PROVIDED DATA:
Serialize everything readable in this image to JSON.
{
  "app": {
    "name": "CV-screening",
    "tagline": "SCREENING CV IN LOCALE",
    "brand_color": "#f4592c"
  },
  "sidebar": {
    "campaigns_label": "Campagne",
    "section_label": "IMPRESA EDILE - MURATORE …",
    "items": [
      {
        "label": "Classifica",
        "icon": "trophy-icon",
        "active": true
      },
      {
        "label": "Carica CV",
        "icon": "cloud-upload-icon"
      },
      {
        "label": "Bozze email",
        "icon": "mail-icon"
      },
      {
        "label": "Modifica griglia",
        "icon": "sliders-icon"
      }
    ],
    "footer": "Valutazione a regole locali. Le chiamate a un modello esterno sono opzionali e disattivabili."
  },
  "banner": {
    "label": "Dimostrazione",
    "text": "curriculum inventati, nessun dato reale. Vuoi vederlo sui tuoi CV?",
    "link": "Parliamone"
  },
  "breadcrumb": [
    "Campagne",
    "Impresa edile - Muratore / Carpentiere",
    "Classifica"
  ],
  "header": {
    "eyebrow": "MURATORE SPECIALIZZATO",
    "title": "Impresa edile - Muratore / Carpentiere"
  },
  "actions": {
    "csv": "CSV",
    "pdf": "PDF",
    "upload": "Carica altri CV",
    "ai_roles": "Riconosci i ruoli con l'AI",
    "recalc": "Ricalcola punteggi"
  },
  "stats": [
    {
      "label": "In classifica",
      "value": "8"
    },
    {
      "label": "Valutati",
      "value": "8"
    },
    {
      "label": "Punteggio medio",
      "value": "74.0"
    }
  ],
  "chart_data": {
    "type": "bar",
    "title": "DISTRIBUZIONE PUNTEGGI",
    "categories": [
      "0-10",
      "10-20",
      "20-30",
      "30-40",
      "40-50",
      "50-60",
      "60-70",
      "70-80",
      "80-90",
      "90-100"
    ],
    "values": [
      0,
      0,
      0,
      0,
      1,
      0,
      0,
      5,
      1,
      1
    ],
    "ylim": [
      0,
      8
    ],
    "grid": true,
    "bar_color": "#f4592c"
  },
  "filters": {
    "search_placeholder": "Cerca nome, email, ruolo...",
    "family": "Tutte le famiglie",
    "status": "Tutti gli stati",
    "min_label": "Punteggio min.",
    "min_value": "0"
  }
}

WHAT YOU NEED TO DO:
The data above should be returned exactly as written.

ANSWER TO THIS EXERCISE:
Serialize everything readable in this image to JSON.
{
  "app": {
    "name": "CV-screening",
    "tagline": "SCREENING CV IN LOCALE",
    "brand_color": "#f4592c"
  },
  "sidebar": {
    "campaigns_label": "Campagne",
    "section_label": "IMPRESA EDILE - MURATORE …",
    "items": [
      {
        "label": "Classifica",
        "icon": "trophy-icon",
        "active": true
      },
      {
        "label": "Carica CV",
        "icon": "cloud-upload-icon"
      },
      {
        "label": "Bozze email",
        "icon": "mail-icon"
      },
      {
        "label": "Modifica griglia",
        "icon": "sliders-icon"
      }
    ],
    "footer": "Valutazione a regole locali. Le chiamate a un modello esterno sono opzionali e disattivabili."
  },
  "banner": {
    "label": "Dimostrazione",
    "text": "curriculum inventati, nessun dato reale. Vuoi vederlo sui tuoi CV?",
    "link": "Parliamone"
  },
  "breadcrumb": [
    "Campagne",
    "Impresa edile - Muratore / Carpentiere",
    "Classifica"
  ],
  "header": {
    "eyebrow": "MURATORE SPECIALIZZATO",
    "title": "Impresa edile - Muratore / Carpentiere"
  },
  "actions": {
    "csv": "CSV",
    "pdf": "PDF",
    "upload": "Carica altri CV",
    "ai_roles": "Riconosci i ruoli con l'AI",
    "recalc": "Ricalcola punteggi"
  },
  "stats": [
    {
      "label": "In classifica",
      "value": "8"
    },
    {
      "label": "Valutati",
      "value": "8"
    },
    {
      "label": "Punteggio medio",
      "value": "74.0"
    }
  ],
  "chart_data": {
    "type": "bar",
    "title": "DISTRIBUZIONE PUNTEGGI",
    "categories": [
      "0-10",
      "10-20",
      "20-30",
      "30-40",
      "40-50",
      "50-60",
      "60-70",
      "70-80",
      "80-90",
      "90-100"
    ],
    "values": [
      0,
      0,
      0,
      0,
      1,
      0,
      0,
      5,
      1,
      1
    ],
    "ylim": [
      0,
      8
    ],
    "grid": true,
    "bar_color": "#f4592c"
  },
  "filters": {
    "search_placeholder": "Cerca nome, email, ruolo...",
    "family": "Tutte le famiglie",
    "status": "Tutti gli stati",
    "min_label": "Punteggio min.",
    "min_value": "0"
  }
}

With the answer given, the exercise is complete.